(Provided information):
=== Begin Enclosure ===
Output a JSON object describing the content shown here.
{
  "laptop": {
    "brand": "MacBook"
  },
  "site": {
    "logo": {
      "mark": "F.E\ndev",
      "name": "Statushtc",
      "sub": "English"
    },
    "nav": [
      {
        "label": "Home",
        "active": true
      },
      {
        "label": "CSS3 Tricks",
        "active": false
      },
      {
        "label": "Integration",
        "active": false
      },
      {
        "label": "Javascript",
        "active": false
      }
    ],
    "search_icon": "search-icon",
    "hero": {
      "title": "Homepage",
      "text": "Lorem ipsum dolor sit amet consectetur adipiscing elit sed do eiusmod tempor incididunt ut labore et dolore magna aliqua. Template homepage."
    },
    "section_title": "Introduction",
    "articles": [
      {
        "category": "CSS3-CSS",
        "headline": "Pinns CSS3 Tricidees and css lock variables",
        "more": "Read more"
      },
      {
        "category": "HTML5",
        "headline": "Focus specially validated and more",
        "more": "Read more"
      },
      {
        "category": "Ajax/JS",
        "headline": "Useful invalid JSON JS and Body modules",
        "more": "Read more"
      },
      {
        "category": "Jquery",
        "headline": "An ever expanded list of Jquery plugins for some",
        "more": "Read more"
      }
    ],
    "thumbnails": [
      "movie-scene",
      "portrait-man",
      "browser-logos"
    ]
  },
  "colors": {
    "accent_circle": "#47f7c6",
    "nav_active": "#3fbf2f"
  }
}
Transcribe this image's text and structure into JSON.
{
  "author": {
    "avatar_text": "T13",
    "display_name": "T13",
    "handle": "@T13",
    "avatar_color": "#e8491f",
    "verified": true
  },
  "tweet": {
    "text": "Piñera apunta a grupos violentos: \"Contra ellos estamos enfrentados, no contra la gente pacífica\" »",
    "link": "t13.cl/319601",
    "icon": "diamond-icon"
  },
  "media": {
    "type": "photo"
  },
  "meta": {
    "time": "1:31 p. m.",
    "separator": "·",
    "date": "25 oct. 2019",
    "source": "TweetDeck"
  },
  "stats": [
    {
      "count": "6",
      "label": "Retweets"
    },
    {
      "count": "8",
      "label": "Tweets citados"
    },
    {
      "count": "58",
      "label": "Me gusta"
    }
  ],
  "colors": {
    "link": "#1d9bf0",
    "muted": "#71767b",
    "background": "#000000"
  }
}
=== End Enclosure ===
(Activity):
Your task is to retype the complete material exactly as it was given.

(Task response):
Output a JSON object describing the content shown here.
{
  "laptop": {
    "brand": "MacBook"
  },
  "site": {
    "logo": {
      "mark": "F.E\ndev",
      "name": "Statushtc",
      "sub": "English"
    },
    "nav": [
      {
        "label": "Home",
        "active": true
      },
      {
        "label": "CSS3 Tricks",
        "active": false
      },
      {
        "label": "Integration",
        "active": false
      },
      {
        "label": "Javascript",
        "active": false
      }
    ],
    "search_icon": "search-icon",
    "hero": {
      "title": "Homepage",
      "text": "Lorem ipsum dolor sit amet consectetur adipiscing elit sed do eiusmod tempor incididunt ut labore et dolore magna aliqua. Template homepage."
    },
    "section_title": "Introduction",
    "articles": [
      {
        "category": "CSS3-CSS",
        "headline": "Pinns CSS3 Tricidees and css lock variables",
        "more": "Read more"
      },
      {
        "category": "HTML5",
        "headline": "Focus specially validated and more",
        "more": "Read more"
      },
      {
        "category": "Ajax/JS",
        "headline": "Useful invalid JSON JS and Body modules",
        "more": "Read more"
      },
      {
        "category": "Jquery",
        "headline": "An ever expanded list of Jquery plugins for some",
        "more": "Read more"
      }
    ],
    "thumbnails": [
      "movie-scene",
      "portrait-man",
      "browser-logos"
    ]
  },
  "colors": {
    "accent_circle": "#47f7c6",
    "nav_active": "#3fbf2f"
  }
}
Transcribe this image's text and structure into JSON.
{
  "author": {
    "avatar_text": "T13",
    "display_name": "T13",
    "handle": "@T13",
    "avatar_color": "#e8491f",
    "verified": true
  },
  "tweet": {
    "text": "Piñera apunta a grupos violentos: \"Contra ellos estamos enfrentados, no contra la gente pacífica\" »",
    "link": "t13.cl/319601",
    "icon": "diamond-icon"
  },
  "media": {
    "type": "photo"
  },
  "meta": {
    "time": "1:31 p. m.",
    "separator": "·",
    "date": "25 oct. 2019",
    "source": "TweetDeck"
  },
  "stats": [
    {
      "count": "6",
      "label": "Retweets"
    },
    {
      "count": "8",
      "label": "Tweets citados"
    },
    {
      "count": "58",
      "label": "Me gusta"
    }
  ],
  "colors": {
    "link": "#1d9bf0",
    "muted": "#71767b",
    "background": "#000000"
  }
}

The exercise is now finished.